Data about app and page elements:
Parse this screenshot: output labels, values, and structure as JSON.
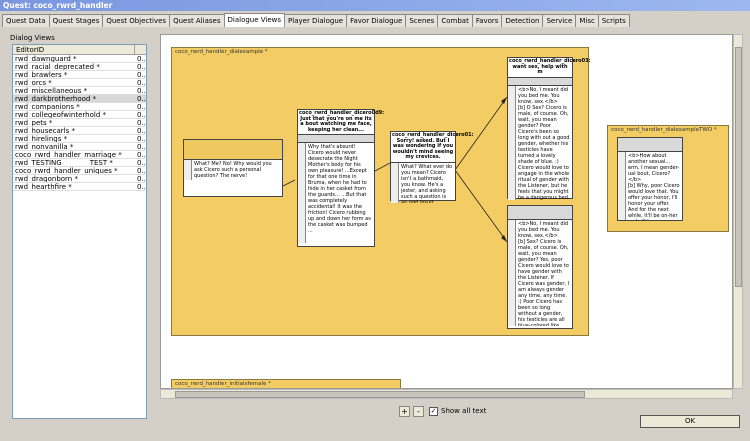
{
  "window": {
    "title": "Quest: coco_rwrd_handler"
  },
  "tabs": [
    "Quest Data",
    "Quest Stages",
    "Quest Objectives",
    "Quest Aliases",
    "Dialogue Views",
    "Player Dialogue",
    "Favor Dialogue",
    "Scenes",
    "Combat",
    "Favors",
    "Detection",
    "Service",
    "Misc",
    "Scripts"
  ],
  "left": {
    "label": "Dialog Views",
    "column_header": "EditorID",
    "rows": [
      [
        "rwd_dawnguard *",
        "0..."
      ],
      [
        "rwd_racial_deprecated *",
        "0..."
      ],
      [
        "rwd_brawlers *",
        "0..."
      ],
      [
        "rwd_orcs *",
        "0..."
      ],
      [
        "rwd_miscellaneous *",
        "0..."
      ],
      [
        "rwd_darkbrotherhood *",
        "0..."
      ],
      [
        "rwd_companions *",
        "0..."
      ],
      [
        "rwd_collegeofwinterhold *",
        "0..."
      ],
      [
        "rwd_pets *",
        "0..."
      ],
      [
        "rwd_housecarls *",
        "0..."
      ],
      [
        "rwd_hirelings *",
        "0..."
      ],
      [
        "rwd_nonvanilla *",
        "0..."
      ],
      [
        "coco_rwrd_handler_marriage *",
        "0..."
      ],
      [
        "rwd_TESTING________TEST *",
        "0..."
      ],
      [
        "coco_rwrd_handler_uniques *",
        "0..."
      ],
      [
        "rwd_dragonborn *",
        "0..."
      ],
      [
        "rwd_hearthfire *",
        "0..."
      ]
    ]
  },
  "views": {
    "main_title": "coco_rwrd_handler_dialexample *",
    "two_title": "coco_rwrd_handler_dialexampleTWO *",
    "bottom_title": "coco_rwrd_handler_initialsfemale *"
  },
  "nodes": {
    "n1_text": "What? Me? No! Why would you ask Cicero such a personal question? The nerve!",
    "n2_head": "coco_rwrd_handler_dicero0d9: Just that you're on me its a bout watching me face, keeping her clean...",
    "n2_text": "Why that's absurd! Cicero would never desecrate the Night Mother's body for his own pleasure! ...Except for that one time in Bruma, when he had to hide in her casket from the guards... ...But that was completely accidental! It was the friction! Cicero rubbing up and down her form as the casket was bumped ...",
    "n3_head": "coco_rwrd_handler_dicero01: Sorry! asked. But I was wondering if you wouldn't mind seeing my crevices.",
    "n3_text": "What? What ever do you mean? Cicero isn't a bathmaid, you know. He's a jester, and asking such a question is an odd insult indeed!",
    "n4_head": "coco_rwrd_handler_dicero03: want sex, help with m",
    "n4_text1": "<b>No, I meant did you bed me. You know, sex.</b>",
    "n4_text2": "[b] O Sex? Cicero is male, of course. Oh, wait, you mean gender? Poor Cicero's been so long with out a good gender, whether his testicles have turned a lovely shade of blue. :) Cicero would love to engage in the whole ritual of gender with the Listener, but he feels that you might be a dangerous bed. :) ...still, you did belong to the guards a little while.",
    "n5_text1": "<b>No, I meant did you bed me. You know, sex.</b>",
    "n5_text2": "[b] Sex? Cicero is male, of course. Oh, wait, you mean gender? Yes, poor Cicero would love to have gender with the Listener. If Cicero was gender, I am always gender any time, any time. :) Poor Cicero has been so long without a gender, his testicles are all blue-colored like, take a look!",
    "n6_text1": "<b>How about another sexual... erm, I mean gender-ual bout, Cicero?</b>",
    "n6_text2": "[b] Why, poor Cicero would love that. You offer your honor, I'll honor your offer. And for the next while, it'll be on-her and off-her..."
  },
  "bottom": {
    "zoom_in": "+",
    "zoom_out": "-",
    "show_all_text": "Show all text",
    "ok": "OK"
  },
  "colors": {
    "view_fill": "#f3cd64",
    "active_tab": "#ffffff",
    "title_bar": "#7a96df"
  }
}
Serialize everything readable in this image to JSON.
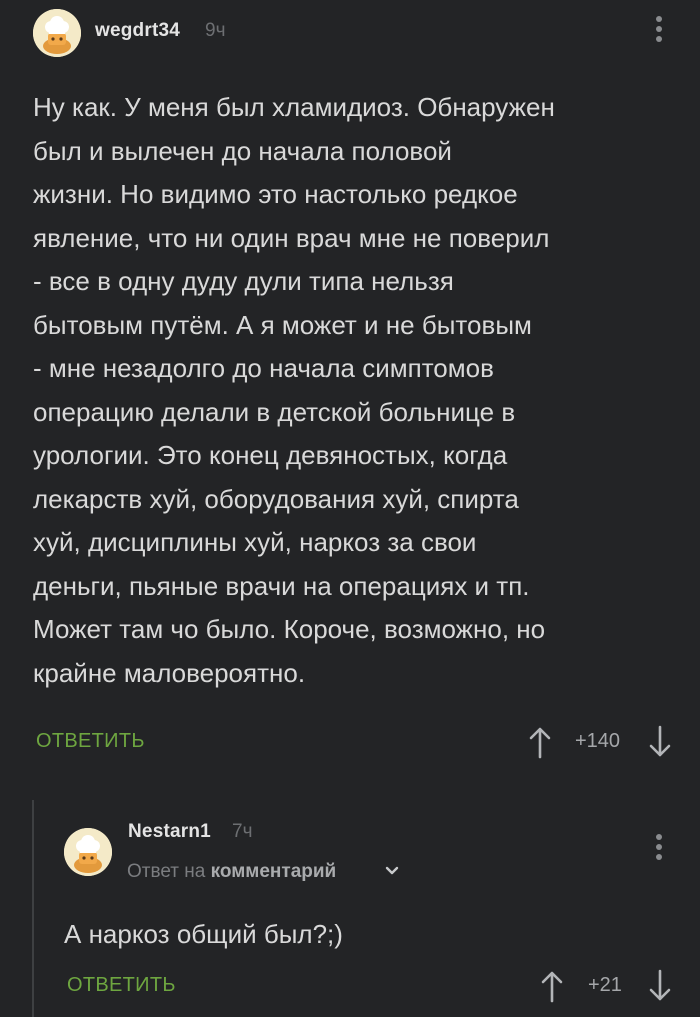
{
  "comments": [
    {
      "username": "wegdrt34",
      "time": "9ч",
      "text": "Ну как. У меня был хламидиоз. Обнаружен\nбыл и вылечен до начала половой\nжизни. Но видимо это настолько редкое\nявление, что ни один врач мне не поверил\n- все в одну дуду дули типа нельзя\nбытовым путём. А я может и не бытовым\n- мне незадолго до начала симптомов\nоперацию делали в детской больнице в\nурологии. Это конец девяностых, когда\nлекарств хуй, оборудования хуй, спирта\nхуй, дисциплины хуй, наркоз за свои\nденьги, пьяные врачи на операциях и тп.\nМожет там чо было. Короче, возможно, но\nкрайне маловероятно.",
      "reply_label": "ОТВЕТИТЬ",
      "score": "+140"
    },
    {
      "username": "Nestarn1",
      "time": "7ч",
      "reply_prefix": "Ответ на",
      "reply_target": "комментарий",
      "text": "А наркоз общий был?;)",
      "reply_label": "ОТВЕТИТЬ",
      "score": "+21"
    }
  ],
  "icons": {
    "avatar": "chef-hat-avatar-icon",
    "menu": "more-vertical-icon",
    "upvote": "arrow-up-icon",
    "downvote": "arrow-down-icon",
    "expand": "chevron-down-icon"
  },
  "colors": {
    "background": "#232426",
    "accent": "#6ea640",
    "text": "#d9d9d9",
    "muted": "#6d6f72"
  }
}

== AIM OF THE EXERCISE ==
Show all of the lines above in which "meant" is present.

== RESULT FOR THIS TASK ==
    "n4_text1": "<b>No, I meant did you bed me. You know, sex.</b>",
    "n5_text1": "<b>No, I meant did you bed me. You know, sex.</b>",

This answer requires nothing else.